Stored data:
▼

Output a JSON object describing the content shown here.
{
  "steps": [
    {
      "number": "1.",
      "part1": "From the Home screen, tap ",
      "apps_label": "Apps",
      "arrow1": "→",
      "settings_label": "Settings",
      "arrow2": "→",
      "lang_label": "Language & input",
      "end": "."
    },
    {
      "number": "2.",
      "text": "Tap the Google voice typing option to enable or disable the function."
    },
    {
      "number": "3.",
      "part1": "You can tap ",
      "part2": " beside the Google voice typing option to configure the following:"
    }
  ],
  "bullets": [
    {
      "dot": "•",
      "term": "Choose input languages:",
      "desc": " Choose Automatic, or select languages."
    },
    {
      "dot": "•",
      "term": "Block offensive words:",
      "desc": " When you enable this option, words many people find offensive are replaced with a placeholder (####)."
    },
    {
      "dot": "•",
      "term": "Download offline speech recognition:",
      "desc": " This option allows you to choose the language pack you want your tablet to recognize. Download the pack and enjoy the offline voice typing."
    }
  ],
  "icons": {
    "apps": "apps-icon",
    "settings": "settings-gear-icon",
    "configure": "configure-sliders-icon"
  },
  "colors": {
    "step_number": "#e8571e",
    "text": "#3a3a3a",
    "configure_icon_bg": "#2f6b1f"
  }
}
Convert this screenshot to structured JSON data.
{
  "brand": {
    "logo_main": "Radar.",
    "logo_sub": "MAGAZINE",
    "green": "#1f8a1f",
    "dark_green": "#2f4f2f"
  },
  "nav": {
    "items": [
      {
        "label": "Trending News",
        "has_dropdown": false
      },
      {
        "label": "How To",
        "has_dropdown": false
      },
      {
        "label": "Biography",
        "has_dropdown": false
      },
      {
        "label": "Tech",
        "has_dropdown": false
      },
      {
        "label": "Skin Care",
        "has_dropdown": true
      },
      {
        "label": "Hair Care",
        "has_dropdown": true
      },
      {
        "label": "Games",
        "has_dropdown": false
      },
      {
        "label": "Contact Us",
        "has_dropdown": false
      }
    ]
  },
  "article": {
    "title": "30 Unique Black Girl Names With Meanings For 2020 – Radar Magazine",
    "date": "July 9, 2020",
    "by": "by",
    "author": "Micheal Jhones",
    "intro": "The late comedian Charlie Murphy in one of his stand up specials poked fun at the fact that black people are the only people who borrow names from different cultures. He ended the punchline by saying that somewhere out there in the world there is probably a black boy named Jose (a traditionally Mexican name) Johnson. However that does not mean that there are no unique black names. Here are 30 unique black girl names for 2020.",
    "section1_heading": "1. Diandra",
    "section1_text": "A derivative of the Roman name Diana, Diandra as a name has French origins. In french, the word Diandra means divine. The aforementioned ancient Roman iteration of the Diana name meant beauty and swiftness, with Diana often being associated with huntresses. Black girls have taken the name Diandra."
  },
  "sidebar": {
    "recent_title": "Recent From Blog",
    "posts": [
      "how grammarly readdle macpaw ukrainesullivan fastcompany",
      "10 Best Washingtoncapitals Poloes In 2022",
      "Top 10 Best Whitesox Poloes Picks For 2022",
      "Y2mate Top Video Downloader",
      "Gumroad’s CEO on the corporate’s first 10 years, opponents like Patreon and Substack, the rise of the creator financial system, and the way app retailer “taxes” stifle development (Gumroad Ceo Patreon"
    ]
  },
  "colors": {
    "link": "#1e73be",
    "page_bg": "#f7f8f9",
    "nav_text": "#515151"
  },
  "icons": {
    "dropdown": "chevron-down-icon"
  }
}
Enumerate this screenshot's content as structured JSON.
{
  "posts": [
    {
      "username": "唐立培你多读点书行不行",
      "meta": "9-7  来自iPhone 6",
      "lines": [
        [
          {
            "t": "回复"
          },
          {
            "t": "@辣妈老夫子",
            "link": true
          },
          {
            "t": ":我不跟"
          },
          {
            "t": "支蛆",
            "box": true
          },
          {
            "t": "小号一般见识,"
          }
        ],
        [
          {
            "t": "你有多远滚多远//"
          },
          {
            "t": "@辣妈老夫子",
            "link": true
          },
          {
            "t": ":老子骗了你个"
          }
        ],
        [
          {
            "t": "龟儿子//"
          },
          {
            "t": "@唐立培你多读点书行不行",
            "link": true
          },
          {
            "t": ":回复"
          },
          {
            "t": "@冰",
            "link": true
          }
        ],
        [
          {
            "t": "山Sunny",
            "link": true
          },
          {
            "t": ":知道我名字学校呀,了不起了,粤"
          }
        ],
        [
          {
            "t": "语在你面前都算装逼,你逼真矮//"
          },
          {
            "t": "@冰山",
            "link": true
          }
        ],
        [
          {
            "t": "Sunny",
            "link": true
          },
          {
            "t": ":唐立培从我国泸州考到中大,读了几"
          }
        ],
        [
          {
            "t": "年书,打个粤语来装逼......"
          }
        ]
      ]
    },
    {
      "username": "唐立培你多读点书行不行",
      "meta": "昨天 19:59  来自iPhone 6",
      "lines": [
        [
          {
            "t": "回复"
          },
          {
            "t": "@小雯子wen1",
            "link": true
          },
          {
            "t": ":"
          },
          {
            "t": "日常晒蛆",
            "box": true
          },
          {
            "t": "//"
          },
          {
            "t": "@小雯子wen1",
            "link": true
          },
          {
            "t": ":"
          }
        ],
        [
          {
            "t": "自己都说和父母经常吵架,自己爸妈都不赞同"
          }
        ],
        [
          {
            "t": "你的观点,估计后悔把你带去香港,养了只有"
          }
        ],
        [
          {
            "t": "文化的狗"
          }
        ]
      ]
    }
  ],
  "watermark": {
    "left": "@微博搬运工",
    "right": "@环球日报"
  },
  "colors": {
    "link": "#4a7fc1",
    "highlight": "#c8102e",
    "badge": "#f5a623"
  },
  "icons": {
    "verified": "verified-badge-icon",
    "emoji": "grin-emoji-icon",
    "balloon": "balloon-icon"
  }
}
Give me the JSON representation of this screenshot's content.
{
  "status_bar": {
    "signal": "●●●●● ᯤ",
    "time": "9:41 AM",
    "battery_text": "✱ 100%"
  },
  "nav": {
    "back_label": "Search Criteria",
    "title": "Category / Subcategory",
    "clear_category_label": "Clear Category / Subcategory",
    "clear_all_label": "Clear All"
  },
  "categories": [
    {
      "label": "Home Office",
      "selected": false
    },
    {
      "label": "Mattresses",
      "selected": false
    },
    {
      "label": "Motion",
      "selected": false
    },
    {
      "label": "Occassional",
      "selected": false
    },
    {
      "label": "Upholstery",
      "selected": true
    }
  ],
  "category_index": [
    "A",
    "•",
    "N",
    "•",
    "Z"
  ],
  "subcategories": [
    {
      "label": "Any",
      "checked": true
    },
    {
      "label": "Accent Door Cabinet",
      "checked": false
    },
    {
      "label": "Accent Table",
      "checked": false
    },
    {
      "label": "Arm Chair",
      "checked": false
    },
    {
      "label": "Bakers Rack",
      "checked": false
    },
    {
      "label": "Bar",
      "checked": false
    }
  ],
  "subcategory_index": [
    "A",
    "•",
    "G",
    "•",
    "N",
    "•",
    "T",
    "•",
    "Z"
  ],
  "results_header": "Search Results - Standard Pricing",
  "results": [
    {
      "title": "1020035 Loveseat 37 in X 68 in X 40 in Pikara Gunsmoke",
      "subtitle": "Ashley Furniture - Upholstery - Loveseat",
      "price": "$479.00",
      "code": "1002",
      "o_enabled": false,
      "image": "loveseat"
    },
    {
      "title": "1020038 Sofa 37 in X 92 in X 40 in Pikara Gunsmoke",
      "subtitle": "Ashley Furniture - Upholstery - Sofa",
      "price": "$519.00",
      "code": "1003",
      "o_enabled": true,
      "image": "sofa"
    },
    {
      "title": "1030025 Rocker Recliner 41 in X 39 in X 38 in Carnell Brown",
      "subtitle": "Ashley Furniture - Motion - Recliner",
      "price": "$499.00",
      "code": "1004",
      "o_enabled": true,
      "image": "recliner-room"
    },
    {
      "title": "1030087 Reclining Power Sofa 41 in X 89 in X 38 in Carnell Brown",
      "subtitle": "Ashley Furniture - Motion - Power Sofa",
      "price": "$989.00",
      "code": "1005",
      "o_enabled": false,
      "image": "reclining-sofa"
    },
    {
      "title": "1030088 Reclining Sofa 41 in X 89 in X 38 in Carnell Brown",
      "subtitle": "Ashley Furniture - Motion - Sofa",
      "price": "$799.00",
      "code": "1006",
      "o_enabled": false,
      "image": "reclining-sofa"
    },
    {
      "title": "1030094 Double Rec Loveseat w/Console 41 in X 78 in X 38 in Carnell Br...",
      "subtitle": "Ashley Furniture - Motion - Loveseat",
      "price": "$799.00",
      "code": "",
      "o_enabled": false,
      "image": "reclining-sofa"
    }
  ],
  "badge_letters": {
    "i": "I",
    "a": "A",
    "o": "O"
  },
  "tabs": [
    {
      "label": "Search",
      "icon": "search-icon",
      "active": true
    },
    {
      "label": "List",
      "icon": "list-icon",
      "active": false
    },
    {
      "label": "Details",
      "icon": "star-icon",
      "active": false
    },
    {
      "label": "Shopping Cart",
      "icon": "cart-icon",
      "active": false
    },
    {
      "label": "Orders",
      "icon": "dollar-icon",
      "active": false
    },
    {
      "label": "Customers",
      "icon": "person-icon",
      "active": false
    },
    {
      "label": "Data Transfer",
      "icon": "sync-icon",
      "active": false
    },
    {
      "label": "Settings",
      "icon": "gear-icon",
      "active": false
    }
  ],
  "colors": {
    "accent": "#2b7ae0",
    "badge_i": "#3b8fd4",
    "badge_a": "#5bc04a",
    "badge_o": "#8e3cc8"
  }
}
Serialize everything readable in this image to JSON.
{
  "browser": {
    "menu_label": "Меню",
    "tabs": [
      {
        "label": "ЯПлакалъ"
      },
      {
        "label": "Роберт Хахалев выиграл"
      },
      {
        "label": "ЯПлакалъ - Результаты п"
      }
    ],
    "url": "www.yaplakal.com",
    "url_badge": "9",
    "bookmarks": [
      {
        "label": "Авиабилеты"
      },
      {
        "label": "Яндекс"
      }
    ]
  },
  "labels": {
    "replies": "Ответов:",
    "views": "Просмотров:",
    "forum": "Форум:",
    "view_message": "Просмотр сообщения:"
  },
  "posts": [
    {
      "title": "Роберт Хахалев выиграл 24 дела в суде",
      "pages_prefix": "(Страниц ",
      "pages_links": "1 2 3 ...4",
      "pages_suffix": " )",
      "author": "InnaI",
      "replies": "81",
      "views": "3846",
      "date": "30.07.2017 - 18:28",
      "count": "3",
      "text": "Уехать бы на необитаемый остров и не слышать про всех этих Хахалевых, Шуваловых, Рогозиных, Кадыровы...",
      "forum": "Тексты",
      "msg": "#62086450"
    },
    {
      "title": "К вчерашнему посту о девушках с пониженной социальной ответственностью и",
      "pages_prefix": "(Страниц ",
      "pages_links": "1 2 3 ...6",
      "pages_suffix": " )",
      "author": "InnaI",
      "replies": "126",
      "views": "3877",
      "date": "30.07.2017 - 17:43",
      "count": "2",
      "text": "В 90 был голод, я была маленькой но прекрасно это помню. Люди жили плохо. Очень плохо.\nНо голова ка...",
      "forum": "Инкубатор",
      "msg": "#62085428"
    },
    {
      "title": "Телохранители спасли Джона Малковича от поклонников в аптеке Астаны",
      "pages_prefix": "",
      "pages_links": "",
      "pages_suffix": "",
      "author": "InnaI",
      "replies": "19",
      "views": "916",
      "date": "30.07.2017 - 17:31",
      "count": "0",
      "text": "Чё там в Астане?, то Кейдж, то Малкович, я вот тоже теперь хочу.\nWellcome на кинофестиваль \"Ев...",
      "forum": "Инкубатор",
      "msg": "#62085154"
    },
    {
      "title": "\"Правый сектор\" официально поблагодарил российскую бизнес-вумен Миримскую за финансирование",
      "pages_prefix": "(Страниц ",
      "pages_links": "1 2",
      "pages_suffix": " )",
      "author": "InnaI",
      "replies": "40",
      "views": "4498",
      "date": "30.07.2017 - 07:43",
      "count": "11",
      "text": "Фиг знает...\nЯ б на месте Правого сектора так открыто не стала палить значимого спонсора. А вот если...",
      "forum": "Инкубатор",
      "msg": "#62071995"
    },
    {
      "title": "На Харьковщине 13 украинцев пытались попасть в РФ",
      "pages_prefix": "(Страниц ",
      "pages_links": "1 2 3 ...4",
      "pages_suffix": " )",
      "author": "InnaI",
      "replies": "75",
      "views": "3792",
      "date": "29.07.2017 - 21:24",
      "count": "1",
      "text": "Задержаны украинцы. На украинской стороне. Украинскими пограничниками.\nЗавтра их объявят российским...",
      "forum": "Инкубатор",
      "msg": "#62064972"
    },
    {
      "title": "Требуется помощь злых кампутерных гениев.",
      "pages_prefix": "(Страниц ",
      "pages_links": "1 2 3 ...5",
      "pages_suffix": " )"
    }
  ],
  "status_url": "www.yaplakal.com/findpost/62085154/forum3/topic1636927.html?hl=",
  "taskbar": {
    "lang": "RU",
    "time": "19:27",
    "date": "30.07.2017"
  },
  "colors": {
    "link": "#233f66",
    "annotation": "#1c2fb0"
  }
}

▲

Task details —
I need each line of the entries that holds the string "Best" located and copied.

Task answer —
      "10 Best Washingtoncapitals Poloes In 2022",
      "Top 10 Best Whitesox Poloes Picks For 2022",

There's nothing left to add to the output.